This very small, very plain chapel still stands in reasonably good repair, thanks to the restoration work sanctioned by WRE. With restricted access to the area now applying, we had to have formal permission to visit. This was arranged by Mr Laurie Jeffries, a direct descendant of the pioneer family.
The chapel was built and opened in 1856. Regular services ceased in 1892, but the chapel has been used in more recent times for special Jeffries family occasions. As the latest group to attend, we said a prayer and sang the Doxology to add to the worship that had been offered to God on a regular basis more than 100 years ago.
Angle Vale Methodist Church
At Angle Vale the Methodist church was closed in the 1970’s. The original red-brick chapel still stands but the outside walls are now cement-rendered. The building is in good condition and used as a private home.
This was where Samuel Keen began his South Australian ministry in 1853. After a period of services being held in the homes of the people, this chapel was opened in September 1854, and was named Ebenezer. This is another biblical name, mentioned in 1 Samuel 7:12 – ‘Then Samuel took a stone and set up between Mizpah and Jeshanah and called its name Ebenezer, for he said, “Hitherto the Lord has helped us”.’

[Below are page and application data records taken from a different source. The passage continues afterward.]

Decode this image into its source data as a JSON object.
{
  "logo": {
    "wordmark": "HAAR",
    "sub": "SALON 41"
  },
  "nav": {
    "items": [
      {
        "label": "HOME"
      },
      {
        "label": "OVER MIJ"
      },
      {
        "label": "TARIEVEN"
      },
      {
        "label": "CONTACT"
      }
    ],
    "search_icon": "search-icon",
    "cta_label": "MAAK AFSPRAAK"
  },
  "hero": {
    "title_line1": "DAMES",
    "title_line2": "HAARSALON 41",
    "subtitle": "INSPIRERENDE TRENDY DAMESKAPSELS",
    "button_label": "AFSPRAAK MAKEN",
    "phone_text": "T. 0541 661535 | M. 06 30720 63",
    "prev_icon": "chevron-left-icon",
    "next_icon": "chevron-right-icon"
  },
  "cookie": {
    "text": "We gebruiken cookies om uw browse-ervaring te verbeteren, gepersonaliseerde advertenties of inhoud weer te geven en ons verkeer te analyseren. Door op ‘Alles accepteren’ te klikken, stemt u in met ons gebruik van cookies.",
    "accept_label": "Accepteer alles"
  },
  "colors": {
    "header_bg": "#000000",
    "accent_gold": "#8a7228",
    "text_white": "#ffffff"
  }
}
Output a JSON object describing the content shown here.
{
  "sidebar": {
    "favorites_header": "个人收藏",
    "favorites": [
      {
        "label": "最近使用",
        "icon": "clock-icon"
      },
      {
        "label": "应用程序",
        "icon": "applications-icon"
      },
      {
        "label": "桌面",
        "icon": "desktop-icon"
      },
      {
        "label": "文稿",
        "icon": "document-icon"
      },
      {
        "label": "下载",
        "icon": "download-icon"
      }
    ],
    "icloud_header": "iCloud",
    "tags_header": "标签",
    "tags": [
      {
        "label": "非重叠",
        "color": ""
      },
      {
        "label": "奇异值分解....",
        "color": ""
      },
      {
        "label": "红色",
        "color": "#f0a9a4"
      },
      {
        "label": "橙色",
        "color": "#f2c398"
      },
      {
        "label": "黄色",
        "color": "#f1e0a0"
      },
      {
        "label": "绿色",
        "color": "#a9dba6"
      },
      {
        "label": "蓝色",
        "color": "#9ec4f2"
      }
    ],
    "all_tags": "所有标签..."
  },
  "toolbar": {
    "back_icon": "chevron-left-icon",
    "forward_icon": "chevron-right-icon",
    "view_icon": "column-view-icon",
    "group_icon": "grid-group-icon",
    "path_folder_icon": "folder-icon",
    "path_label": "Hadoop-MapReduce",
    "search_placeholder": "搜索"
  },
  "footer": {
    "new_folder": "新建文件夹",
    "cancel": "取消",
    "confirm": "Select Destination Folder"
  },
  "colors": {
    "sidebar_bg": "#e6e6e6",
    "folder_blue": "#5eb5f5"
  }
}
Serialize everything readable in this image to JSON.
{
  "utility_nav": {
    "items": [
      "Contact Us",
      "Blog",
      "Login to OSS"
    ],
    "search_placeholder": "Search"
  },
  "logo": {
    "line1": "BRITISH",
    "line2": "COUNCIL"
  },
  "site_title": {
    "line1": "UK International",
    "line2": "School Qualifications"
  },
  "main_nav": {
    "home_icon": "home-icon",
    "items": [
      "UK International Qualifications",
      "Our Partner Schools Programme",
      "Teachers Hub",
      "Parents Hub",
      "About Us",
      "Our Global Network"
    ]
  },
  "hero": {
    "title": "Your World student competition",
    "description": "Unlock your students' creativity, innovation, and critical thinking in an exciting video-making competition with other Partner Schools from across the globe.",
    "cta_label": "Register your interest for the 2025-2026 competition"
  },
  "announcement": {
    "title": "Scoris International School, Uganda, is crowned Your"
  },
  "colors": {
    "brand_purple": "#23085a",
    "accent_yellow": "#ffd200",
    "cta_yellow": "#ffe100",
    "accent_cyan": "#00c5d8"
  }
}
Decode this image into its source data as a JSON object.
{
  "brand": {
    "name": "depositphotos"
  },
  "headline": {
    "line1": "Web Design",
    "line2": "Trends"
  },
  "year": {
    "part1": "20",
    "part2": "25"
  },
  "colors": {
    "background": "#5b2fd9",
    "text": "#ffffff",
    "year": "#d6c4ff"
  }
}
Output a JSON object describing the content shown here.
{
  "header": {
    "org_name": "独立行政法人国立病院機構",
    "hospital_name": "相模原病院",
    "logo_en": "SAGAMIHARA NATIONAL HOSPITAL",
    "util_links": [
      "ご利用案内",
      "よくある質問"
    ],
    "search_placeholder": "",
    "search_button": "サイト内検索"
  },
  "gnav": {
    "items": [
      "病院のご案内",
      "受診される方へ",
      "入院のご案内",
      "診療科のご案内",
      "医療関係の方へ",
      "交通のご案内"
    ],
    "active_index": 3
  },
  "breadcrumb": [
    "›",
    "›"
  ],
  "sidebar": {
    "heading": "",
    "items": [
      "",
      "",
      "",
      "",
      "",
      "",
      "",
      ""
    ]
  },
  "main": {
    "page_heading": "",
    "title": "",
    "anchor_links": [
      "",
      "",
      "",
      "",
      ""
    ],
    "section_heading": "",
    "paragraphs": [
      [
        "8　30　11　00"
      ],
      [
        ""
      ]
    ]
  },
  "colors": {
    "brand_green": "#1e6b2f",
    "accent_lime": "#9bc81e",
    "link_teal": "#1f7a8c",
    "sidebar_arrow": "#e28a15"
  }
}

The setting up of a stone to mark a sacred place was something done in pre-historic times, long before the days of Samuel. It signified that which could not have been easily toppled. Keen was determined the Bible Christian cause would be on the Gawler Plains for a long time.
“Here I raise my Ebenezer:
Hither by Thy help I’m come.”
Methodist Hymnbook, 417.
(Words from a hymn by one of John Wesley’s preachers, Robert Robertson)
With heavy rain about to descend on us, we made our final stop for the afternoon at the ruined Carclew Primitive Methodist church. The first brick building with a three-roomed cottage attached had been built in 1850 on a block given by Jonathon Roberts from the corner of his property, ‘Carclew’, named after the locality where he had lived in Cornwall.
The building we were looking at had been built in 1870 to replace the original chapel. Although much-abused by vandals, the signs of it having been a fine building were still evident. It still proudly displayed the inscription over the remains of its stately entrance porch : PRIMITIVE METHODIST CHURCH 1870.
Although regular services at Carclew ceased in 1919, the trustees kept the building in good repair, hoping it would be needed again. But it was not to be. After the centenary celebrations in 1950, the fittings and furnishings were disposed of, and the building left to the ravages of neglect. Unfortunately this has also been the fate of the little church cemetery adjoining.
Again the personal links came to mind, as I remembered my great-great-grandfather had come with his wife and two small children to farm on leased land in the area in 1851. Eighteen years later, he purchased land near Two Wells. During the Carclew years, my ancestors had come regularly to the very spot where I was standing, to worship in the Primitive Methodist chapel.
With the rain setting in for the rest of the day, our group had no alternative but to remember briefly and leave quickly.
There would have been others present who, like me, found the occasion was almost a pilgrimage in the original Christian sense of the word.
This article is reprinted from the Society’s Newsletter of October 2001.